The following contains Star Trek: Picard spoilers
Star Trek: Picard Season 2 Episode 6
Any episode of Star Trek: Picard that features the La Sirena crew gussied up in formal wear, finds an excuse for a random musical interlude, and features Patrick Stewart giving a heartfelt pep talk to a young woman doubting her own strength is automatically going to be an instant classic in my book. Is “Two for One” a perfect hour? Nope. Does everything that happens in it even fully make sense? Not really! But, this episode is full of that magical alchemy of heart and hope that is so purely Star Trek that it’s impossible to look away from, even during its most head-scratching moments.
Of course, the setting helps a great deal. Picard and friends must infiltrate a swanky gala that’s taking place to honor the Europa mission astronauts, which naturally involves a complicated plan to hack their way into the security base with several near-misses and almost-discoveries along the way. (Dress ranking: Jurati’s red number is killer, but that teal color looks great on Seven.)
The secret mission vibes are lots of fun, and offer plenty of opportunities for the sort of light-hearted moments we haven’t had the chance to see a lot this season, what with all the encroaching authoritarianism and alien genocide. From Rios’s love of non-replicator-made food to Jurati’s snarky arguments with the Borg Queen that’s apparently taken up permanent residence in her head, I honestly wouldn’t have minded watching the gang drink and spy on Picard’s great-great-cousin Renee for a bit longer.
“Two for One’s” best moment, naturally, revolves around the moment the two Picards finally meet. Renee, afraid of failure and feeling alone in her own darkness, and Jean-Luc, lost in time and having been himself where she is now, share a lovely moment talking about the paralyzing nature of fear and their shared love of the stars, as he convinces her to grab on to the chance she’s been training for and join her fellow astronauts in quarantine. This show is full of small moments highlighting what a tremendous actor Patrick Stewart is, but if this episode isn’t his Emmy reel, I’ll be shocked. It’s his most emotionally moving, most complete work as an actor yet this season, and though he and actress Penelope Mitchell only share a pair of brief scenes together, they have fantastic chemistry. (The “look up” reminder shared across literal centuries is going to stay in my head for a while. Just so lovely. )
The episode’s framing device of a countdown to the moment Picard is hit by a car is…a choice, particularly given that we all already know he’s not in any real danger—after all, the news that most of the Star Trek: The Next Generation cast is joining Picard Season 3 was just announced this week! Why does Soong decide to tell Picard he’s been tasked with stopping Renee? Why does he just go home after his murder attempt fails? How come Rios’s nice doctor friend doesn’t seem to really notice that Picard doesn’t exactly have a standard-issue human body anymore? And who drives a possibly dying man across town in Los Angeles traffic? These are all weird things that happen!

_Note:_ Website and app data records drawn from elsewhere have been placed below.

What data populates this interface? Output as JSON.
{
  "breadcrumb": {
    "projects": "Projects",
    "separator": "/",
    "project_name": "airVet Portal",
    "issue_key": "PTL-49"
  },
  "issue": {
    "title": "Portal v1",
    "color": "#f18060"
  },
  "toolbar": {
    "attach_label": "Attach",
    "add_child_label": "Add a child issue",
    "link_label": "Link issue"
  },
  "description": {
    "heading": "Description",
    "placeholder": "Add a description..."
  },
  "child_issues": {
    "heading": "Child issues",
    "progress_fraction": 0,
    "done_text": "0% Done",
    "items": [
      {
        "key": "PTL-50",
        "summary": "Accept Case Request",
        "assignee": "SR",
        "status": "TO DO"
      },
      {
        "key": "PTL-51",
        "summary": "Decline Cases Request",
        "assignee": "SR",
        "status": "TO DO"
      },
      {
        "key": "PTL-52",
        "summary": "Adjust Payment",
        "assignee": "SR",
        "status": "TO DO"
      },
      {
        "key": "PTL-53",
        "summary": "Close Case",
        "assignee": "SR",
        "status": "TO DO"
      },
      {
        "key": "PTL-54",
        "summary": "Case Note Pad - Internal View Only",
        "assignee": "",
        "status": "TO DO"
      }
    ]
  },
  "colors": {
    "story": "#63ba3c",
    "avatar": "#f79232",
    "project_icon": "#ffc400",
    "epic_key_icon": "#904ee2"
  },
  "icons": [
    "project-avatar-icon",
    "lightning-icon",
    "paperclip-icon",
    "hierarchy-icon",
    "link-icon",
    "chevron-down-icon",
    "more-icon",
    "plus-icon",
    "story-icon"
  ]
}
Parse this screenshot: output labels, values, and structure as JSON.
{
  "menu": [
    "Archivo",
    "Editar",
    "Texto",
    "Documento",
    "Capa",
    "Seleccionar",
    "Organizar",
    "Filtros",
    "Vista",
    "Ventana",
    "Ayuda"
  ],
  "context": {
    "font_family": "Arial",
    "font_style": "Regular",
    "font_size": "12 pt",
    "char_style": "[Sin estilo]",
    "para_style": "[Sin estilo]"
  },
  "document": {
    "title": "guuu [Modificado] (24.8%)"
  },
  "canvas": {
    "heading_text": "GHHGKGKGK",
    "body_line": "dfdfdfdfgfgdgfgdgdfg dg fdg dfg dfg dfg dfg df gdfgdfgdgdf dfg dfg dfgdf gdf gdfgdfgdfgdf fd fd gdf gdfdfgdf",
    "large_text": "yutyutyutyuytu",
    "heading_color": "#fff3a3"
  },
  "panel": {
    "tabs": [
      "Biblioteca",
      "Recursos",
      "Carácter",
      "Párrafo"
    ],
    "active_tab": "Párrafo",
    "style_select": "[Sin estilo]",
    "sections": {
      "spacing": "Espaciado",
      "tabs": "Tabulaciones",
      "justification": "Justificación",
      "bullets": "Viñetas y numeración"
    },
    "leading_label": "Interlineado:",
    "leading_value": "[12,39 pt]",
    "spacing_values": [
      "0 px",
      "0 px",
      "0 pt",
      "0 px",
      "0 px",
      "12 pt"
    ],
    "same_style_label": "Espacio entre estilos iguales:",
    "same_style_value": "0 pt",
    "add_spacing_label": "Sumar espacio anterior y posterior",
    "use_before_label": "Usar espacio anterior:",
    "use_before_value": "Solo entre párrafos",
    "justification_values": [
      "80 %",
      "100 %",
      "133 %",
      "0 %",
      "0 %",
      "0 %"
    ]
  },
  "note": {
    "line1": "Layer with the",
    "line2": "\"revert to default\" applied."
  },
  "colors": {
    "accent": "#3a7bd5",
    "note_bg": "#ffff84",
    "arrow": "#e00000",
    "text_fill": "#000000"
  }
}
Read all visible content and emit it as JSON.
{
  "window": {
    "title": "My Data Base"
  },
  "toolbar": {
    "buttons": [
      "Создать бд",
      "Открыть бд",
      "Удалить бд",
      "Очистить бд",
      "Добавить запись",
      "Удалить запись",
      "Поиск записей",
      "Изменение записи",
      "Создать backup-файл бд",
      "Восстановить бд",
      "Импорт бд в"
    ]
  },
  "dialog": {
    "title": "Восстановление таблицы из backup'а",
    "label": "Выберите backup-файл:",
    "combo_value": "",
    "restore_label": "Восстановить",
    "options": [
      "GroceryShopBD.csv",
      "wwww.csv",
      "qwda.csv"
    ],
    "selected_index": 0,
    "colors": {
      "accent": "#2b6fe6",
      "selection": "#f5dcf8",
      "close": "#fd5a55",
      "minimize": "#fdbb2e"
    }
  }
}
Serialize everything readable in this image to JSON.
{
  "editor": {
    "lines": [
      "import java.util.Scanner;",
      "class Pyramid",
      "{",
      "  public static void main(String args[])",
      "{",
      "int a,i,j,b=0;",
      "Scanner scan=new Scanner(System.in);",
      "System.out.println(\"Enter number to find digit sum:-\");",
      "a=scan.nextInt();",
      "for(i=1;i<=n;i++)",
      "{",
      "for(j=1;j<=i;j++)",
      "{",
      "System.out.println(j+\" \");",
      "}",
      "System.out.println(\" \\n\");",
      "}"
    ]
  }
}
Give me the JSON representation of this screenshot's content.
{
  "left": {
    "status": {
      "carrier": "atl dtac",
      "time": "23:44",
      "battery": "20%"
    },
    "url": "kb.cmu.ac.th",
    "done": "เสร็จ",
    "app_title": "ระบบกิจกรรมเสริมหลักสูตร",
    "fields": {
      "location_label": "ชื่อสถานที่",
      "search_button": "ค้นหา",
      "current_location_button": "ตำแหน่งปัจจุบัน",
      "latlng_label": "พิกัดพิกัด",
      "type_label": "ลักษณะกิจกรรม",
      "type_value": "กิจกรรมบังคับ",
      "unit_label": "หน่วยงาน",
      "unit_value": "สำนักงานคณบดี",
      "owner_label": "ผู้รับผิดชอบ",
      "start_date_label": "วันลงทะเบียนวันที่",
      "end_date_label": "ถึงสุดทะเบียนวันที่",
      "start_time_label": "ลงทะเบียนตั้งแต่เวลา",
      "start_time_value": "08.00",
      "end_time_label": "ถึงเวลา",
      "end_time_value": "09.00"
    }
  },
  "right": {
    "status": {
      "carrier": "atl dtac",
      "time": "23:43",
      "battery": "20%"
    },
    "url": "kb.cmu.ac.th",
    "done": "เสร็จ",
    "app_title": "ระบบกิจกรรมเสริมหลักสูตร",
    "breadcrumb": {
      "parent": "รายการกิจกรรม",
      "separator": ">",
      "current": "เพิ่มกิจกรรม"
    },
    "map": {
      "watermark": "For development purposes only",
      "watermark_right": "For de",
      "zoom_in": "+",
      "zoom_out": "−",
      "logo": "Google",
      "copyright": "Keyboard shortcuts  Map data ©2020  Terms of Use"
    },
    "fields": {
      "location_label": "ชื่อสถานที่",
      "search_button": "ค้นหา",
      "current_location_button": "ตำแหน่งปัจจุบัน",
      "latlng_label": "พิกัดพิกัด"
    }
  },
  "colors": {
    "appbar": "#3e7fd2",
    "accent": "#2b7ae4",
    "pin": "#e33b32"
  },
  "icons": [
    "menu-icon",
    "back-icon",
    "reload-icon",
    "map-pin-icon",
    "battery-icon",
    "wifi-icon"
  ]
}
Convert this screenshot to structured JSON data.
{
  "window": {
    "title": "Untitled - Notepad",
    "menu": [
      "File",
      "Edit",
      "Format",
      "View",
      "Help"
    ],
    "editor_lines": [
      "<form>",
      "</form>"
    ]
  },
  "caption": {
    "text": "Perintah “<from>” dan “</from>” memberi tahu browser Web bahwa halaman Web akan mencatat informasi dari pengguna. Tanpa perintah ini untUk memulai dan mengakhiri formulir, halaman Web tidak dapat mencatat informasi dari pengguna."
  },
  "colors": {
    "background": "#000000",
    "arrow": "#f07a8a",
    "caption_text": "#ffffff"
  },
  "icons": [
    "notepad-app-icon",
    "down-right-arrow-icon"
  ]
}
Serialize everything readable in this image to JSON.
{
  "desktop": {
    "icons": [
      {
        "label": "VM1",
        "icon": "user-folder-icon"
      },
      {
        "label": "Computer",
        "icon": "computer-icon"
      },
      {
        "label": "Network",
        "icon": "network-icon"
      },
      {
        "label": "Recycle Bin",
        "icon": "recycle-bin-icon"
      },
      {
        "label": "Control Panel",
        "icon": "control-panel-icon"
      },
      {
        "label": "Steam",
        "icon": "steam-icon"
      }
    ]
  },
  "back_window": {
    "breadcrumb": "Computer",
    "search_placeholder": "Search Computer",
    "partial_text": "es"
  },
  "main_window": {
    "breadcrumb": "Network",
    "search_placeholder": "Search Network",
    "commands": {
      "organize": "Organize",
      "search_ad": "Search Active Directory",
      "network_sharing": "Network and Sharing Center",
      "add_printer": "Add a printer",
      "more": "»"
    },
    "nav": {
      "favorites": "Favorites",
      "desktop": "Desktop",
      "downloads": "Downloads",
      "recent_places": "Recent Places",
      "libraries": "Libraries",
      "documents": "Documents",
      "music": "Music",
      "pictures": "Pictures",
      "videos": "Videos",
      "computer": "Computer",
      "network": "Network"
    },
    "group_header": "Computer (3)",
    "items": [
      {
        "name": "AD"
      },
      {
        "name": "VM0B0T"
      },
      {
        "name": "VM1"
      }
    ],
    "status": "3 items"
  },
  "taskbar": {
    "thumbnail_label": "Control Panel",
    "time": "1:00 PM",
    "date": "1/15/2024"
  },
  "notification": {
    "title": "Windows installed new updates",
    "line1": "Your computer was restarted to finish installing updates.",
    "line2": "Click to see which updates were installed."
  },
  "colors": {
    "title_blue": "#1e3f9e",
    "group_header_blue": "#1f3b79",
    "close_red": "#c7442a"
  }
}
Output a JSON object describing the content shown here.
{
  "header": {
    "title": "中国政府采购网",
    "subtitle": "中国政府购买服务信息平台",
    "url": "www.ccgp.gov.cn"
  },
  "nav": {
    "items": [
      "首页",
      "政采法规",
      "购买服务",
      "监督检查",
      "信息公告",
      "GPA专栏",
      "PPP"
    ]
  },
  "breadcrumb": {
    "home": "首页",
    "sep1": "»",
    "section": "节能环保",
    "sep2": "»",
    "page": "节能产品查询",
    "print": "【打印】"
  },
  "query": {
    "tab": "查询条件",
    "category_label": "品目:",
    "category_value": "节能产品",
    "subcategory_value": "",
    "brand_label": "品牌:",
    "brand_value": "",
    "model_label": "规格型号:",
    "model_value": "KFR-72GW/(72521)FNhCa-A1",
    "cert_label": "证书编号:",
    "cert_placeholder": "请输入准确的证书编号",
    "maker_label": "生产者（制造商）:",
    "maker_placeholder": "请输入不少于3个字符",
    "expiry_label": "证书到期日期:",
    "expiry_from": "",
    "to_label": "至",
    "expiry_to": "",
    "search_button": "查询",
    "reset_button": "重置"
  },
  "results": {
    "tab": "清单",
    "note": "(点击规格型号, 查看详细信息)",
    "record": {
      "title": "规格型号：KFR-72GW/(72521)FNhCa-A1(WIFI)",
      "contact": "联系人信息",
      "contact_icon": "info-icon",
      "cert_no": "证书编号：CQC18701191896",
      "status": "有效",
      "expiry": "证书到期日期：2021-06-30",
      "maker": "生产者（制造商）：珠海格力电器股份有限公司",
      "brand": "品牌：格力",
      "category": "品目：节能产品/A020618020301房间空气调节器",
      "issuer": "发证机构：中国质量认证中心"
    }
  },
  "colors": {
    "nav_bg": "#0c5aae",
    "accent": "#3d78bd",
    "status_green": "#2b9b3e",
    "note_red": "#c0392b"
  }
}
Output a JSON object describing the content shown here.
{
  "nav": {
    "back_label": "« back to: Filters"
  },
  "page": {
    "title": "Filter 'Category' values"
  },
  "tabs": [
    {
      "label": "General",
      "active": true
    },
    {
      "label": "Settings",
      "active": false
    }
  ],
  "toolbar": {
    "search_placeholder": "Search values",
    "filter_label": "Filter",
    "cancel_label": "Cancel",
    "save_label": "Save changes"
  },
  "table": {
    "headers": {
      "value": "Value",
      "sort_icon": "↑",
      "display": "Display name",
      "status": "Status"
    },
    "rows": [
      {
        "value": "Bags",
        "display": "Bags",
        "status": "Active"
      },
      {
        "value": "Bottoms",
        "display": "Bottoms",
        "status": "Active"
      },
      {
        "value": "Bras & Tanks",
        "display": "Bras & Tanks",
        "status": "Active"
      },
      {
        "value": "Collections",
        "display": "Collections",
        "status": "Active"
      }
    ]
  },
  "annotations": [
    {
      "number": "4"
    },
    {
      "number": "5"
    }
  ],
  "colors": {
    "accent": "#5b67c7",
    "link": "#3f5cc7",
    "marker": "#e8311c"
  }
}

Elsewhere, the revelation that Dr. Adam Soong is perhaps the darkest branch of his admittedly very messed up family tree is disturbing on multiple levels. According to the articles Kore finds, he’s had his medical license revoked on the basis of multiple ethics violations and been accused of conducting illegal genetic experiments on homeless veterans. It’s not clear whether he’s somehow been cloning the different versions of Kore who came before her, genetically altering embryos, or what, exactly, but given the sheer volume of files on his desktop, whatever he’s been doing has been going on for a very long time.
Kore, by the way, is another name for the goddess Persephone, who appears to have been the namesake of Soong’s first “child”. There’s something darkly fitting that he’s come full circle with this one, that he seems for some reason to assume is his last attempt. What his ultimate goal is—with Kore specifically or all the other experiments that came before her—is unclear. Why does she look exactly like Dahj and Soji Asha? Does Adam Soong’s work connect to that of his descendants in some way? Is his failure to clone/make/create humans the reason later generations of the Soong family turned to androids and synthetics? (Props to Brent Spiner though, who does seem to be having a fantastic time playing a Soong that’s very quickly unraveling.)
Speaking of people who deserve praise: let’s give it up for Jonathan Frakes, who directed this episode and gave us some of the most memorable shots of the season, especially that final look at a Borg-controlled Agnes wandering the streets of Los Angels barefoot in that flowing red dress. “Two for One” does a great job flipping between perspectives involving Jurati talking to real people versus the Borg Queen in her head, and Allison Pill’s performance skillfully delineates which being we’re dealing with in the body they both share. There’s something so wonderfully dumb and hopeful about Agnes’ being so unwilling to truly kill the Borg Queen that she essentially allowed her to take up space in her body, and not, I suspect, solely because she was worried about the Sirena crew’s way home. She’s genuinely trying to be a better person than she was before. (Plus, some part of her probably does enjoy feeling seen in a way she often is not.) A desire, I suspect she’s about to suffer for.